Gun reform has been an increasingly debated and publicized topic since the new year. With 22-year-old unarmed Stephen Clark being fatally shot by police in Sacramento, California, on March 18, it is clear that reform should not only be implemented on a civilian level, but with our police too.
Sacramento police were investigating vandalism in the neighborhood before ending Clark’s life. Assuming the cellphone he was holding was a gun, two officers fired up to 20 shots at Clark. His autopsy reported that eight bullets hit him, six in the back, one in the neck and one in the thigh.
The optics of this autopsy negate the police press release that said the two officers “saw the suspect facing them, advance forward with his arms extended, and holding an object in his hands.”

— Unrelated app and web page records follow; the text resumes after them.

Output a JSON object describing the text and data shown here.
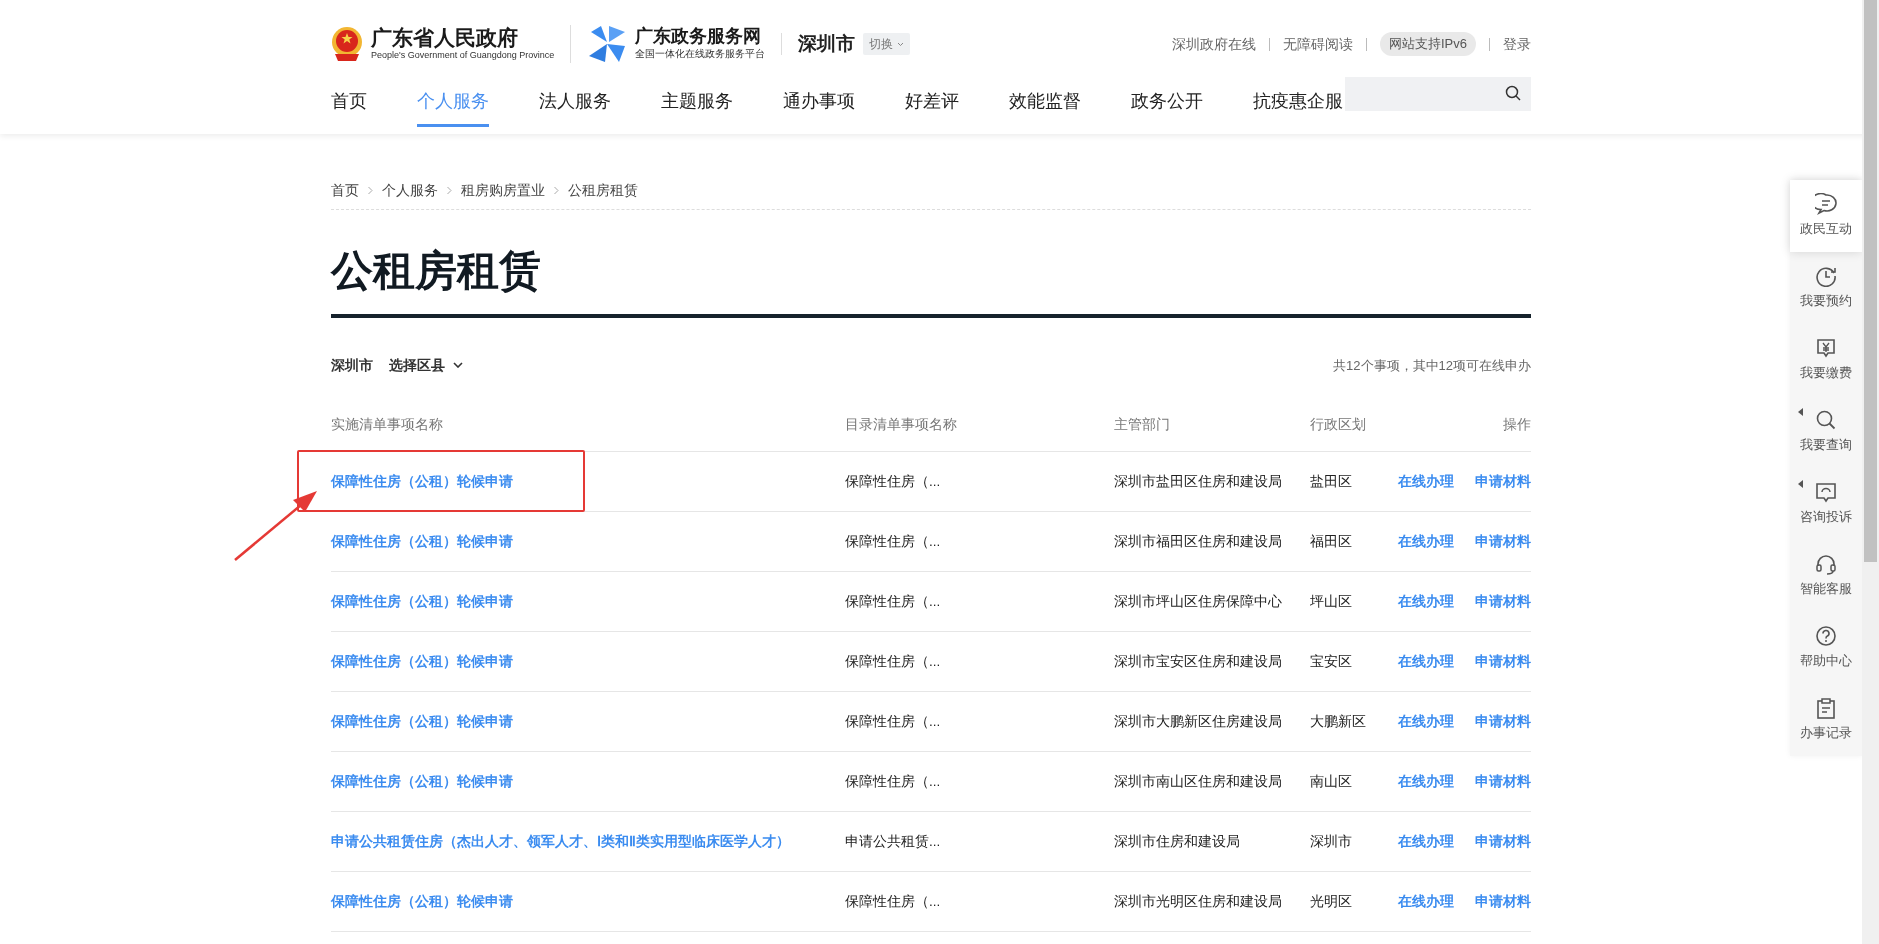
{
  "header": {
    "gov_title": "广东省人民政府",
    "gov_subtitle": "People's Government of Guangdong Province",
    "portal_title": "广东政务服务网",
    "portal_subtitle": "全国一体化在线政务服务平台",
    "city": "深圳市",
    "switch_label": "切换"
  },
  "top_links": [
    {
      "label": "深圳政府在线",
      "kind": "link"
    },
    {
      "label": "无障碍阅读",
      "kind": "link"
    },
    {
      "label": "网站支持IPv6",
      "kind": "pill"
    },
    {
      "label": "登录",
      "kind": "link"
    }
  ],
  "nav": [
    {
      "label": "首页",
      "selected": false
    },
    {
      "label": "个人服务",
      "selected": true
    },
    {
      "label": "法人服务",
      "selected": false
    },
    {
      "label": "主题服务",
      "selected": false
    },
    {
      "label": "通办事项",
      "selected": false
    },
    {
      "label": "好差评",
      "selected": false
    },
    {
      "label": "效能监督",
      "selected": false
    },
    {
      "label": "政务公开",
      "selected": false
    },
    {
      "label": "抗疫惠企服",
      "selected": false
    }
  ],
  "breadcrumb": [
    "首页",
    "个人服务",
    "租房购房置业",
    "公租房租赁"
  ],
  "page_title": "公租房租赁",
  "filter": {
    "city": "深圳市",
    "district_label": "选择区县"
  },
  "summary": "共12个事项，其中12项可在线申办",
  "table": {
    "columns": [
      "实施清单事项名称",
      "目录清单事项名称",
      "主管部门",
      "行政区划",
      "操作"
    ],
    "rows": [
      {
        "name": "保障性住房（公租）轮候申请",
        "catalog": "保障性住房（...",
        "department": "深圳市盐田区住房和建设局",
        "region": "盐田区",
        "actions": [
          "在线办理",
          "申请材料"
        ],
        "highlighted": true
      },
      {
        "name": "保障性住房（公租）轮候申请",
        "catalog": "保障性住房（...",
        "department": "深圳市福田区住房和建设局",
        "region": "福田区",
        "actions": [
          "在线办理",
          "申请材料"
        ],
        "highlighted": false
      },
      {
        "name": "保障性住房（公租）轮候申请",
        "catalog": "保障性住房（...",
        "department": "深圳市坪山区住房保障中心",
        "region": "坪山区",
        "actions": [
          "在线办理",
          "申请材料"
        ],
        "highlighted": false
      },
      {
        "name": "保障性住房（公租）轮候申请",
        "catalog": "保障性住房（...",
        "department": "深圳市宝安区住房和建设局",
        "region": "宝安区",
        "actions": [
          "在线办理",
          "申请材料"
        ],
        "highlighted": false
      },
      {
        "name": "保障性住房（公租）轮候申请",
        "catalog": "保障性住房（...",
        "department": "深圳市大鹏新区住房建设局",
        "region": "大鹏新区",
        "actions": [
          "在线办理",
          "申请材料"
        ],
        "highlighted": false
      },
      {
        "name": "保障性住房（公租）轮候申请",
        "catalog": "保障性住房（...",
        "department": "深圳市南山区住房和建设局",
        "region": "南山区",
        "actions": [
          "在线办理",
          "申请材料"
        ],
        "highlighted": false
      },
      {
        "name": "申请公共租赁住房（杰出人才、领军人才、Ⅰ类和Ⅱ类实用型临床医学人才）",
        "catalog": "申请公共租赁...",
        "department": "深圳市住房和建设局",
        "region": "深圳市",
        "actions": [
          "在线办理",
          "申请材料"
        ],
        "highlighted": false
      },
      {
        "name": "保障性住房（公租）轮候申请",
        "catalog": "保障性住房（...",
        "department": "深圳市光明区住房和建设局",
        "region": "光明区",
        "actions": [
          "在线办理",
          "申请材料"
        ],
        "highlighted": false
      }
    ]
  },
  "side_tools": [
    {
      "label": "政民互动",
      "kind": "chat",
      "selected": true,
      "has_flyout": false
    },
    {
      "label": "我要预约",
      "kind": "clock",
      "selected": false,
      "has_flyout": false
    },
    {
      "label": "我要缴费",
      "kind": "yen",
      "selected": false,
      "has_flyout": false
    },
    {
      "label": "我要查询",
      "kind": "search",
      "selected": false,
      "has_flyout": true
    },
    {
      "label": "咨询投诉",
      "kind": "message",
      "selected": false,
      "has_flyout": true
    },
    {
      "label": "智能客服",
      "kind": "headset",
      "selected": false,
      "has_flyout": false
    },
    {
      "label": "帮助中心",
      "kind": "help",
      "selected": false,
      "has_flyout": false
    },
    {
      "label": "办事记录",
      "kind": "clipboard",
      "selected": false,
      "has_flyout": false
    }
  ]
}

It does not seem likely that six bullets lodged in a dead man’s back would occur if he had been running toward them with an alleged gun-turned-cellphone. An unarmed man’s life should not have been taken — at the rate of eight bullets to the body — regardless of the officers fearing a cellphone’s mistaken identity. Lethal force was by no means necessary.
Reform and systematic change is required at a federal level to prevent tragedies like this again. According to the Washington Post, 277 people have been killed by police officers in 2018 alone. This is not a new phenomenon and it is not one that has been taken lightly.
Black Lives Matter (BLM) protests have been demanding justice and police reforms since 2013 after killings of black men such as Michael Brown, Philando Castile and Eric Garner. Clark’s death joined this lineup on March 29 as a BLM protesters took to the streets of Sacramento. Yet reform remains nonexistent as the volume of police killings persist.
A federal intervention should be mandated to ensure more lives are not senselessly taken. However, White House spokeswoman Sarah Huckabee Sanders said the Clark shooting was a “local matter.”
To declare that Clark’s addition to the number of black men who are tragically and unjustly slain by police is merely “local” when the frequency of these killings occurs nationally is unsound and complacent. Lack of reform signifies that neither law enforcement nor legislators value black lives.
Police training should be modified.
This method of fire first and think later is unsustainable. Using fatal force should be a last resort in terms of police action to de-escalating a situation, especially in cases like Clark, where a suspect is unarmed.
When police are under investigation for killings, it should not be the responsibility of the officers’ own department to examine the case. A higher-level or third-party department should assess these cases to ensure fairness and objectivity.
These types of changes are required on a national level. It is clear that local governments and police departments will not effectively address this epidemic. The right to safety and life should not only be reserved for those with white skin.
It is entirely possible for police to defuse a situation while keeping a suspect’s life intact before being brought into custody — it has been seen before with mass shooters. Police can and should take the same measures of action when confronting a possible suspect, regardless of skin color.